My last column, on severance pay that was published on New Year’s Day, generated a whole slew of phone and email queries from persons who had lost their jobs over the years. The most frequently asked question came from persons who wanted to know if they can now make a claim for severance payment, in light of the recent court decision.
It really hurts my heart to have had to say to them that their claims would be out of time. In some cases, they had sought legal advice that has now proven to have been incorrect. Others claimed that they enquired at the National Insurance Office, only to be told that their dismissals were not as a result of redundancy and that they would have to go to court. That advice was also incorrect but to be fair to the NIS staff, they were only following previous severance payments tribunals rulings.
In today’s column, I have decided to offer some guidance to workers who have lost their jobs. Mind you, it is not intended to be a definitive work on the subject and it is always advisable to seek professional assistance.
Workers in Barbados’ private sector have three avenues to pursue a claim for compensation, in the event that their services were terminated. Firstly, a dismissed worker can go to court and claim damages in wrongful dismissal if the termination was such that the employer breached the terms of the employment contract. A claim for wrongful dismissal must be filed within six years of the dismissal.
A claim for severance payment can be made to a severance payments tribunal where the employee lost his job because of redundancy or has recently been clarified by the Court of Appeal, if the worker lost the job through no fault of his own. Also, an employee can claim a severance payment from his employer where he was laid off or kept on short-time for thirteen or more consecutive weeks or for sixteen weeks within a period of twenty-six weeks. In addition, a worker can claim severance pay if he terminates his own services (resigns), by reason of the employer’s conduct. Some examples include but are not limited to: sexual harassment; using abusive language to the worker; failure to pay wages when they become due; or changing the employee’s terms and conditions of employment, without the employee’s consent.
I can’t stress enough that it is always best to get professional help before taking any of these steps. It is also important to note that a claim for severance payment can only be made to the Severance Payments Tribunal. And that it must be done within one year of the dismissal.
The third avenue through which a dismissed worker can seek compensation is the Employment Rights Tribunal. A worker, who believes that his dismissal is unfair, must first make a complaint to the Chief Labour Officer (CLO), within three months of the dismissal. He then has forty-two days to effect a settlement of the complaint.
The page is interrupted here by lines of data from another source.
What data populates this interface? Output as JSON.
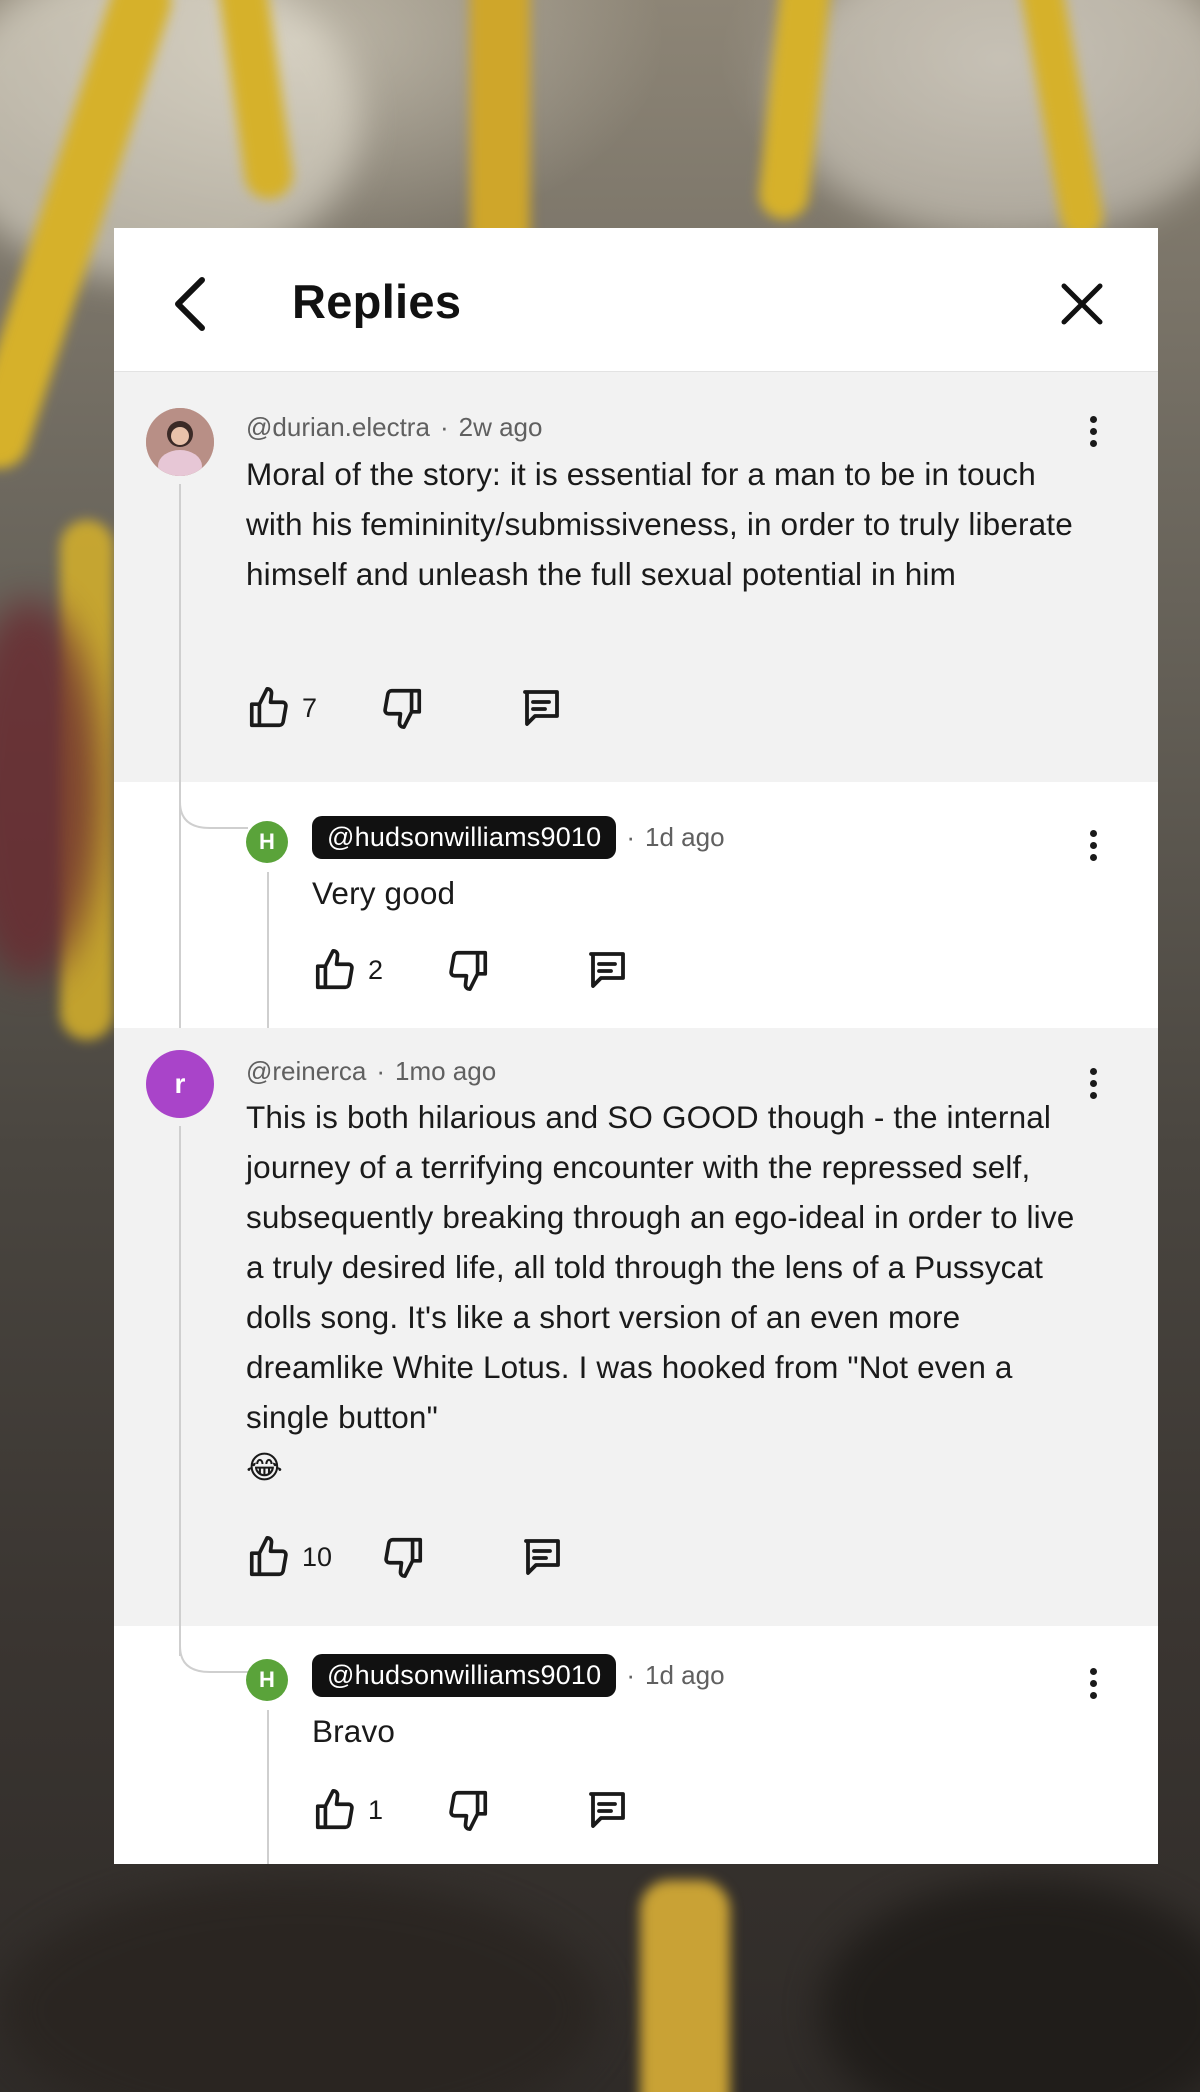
{
  "header": {
    "title": "Replies"
  },
  "comments": [
    {
      "handle": "@durian.electra",
      "time": "2w ago",
      "text": "Moral of the story: it is essential for a man to be in touch with his femininity/submissiveness, in order to truly liberate himself and unleash the full sexual potential in him",
      "likes": "7",
      "avatar_color": "#c9a9a0"
    },
    {
      "handle": "@hudsonwilliams9010",
      "time": "1d ago",
      "text": "Very good",
      "likes": "2",
      "avatar_letter": "H",
      "avatar_color": "#5aa33a"
    },
    {
      "handle": "@reinerca",
      "time": "1mo ago",
      "text": "This is both hilarious and SO GOOD though - the internal journey of a terrifying encounter with the repressed self, subsequently breaking through an ego-ideal in order to live a truly desired life, all told through the lens of a Pussycat dolls song. It's like a short version of an even more dreamlike White Lotus. I was hooked from \"Not even a single button\"",
      "emoji": "😂",
      "likes": "10",
      "avatar_letter": "r",
      "avatar_color": "#a944c9"
    },
    {
      "handle": "@hudsonwilliams9010",
      "time": "1d ago",
      "text": "Bravo",
      "likes": "1",
      "avatar_letter": "H",
      "avatar_color": "#5aa33a"
    }
  ],
  "separator": "·",
  "icons": [
    "back-icon",
    "close-icon",
    "thumbs-up-icon",
    "thumbs-down-icon",
    "reply-icon",
    "more-vert-icon"
  ]
}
Failing that the CLO shall report the matter to the Employment Rights Tribunal, who, according to the legislation, shall “proceed forthwith to consider the complaint”. I am not trying to be funny but based on experience, it would appear that the tribunal has somehow interpreted “forthwith” in some cases to be as long as three years.
If someone, who is unfamiliar with how things work in this country, were to look at the laws that regulate the employer/employee relationship, he would be impressed and would probably come to the conclusion that Barbados is a workers’ paradise. Unfortunately, nothing works as expected from the lofty words of the legislation. Cases languish in all three systems and workers are left to suffer because, in my view, Government does not see workers’ rights as a priority.
The backlog in the courts is legendary but it is as bad or worse when matters go before the severance payments or the employment rights tribunals. The main reason for the chronic delays before both tribunals is that Government continues to appoint chairmen of the various panels that already have busy full time careers and only the workers suffer.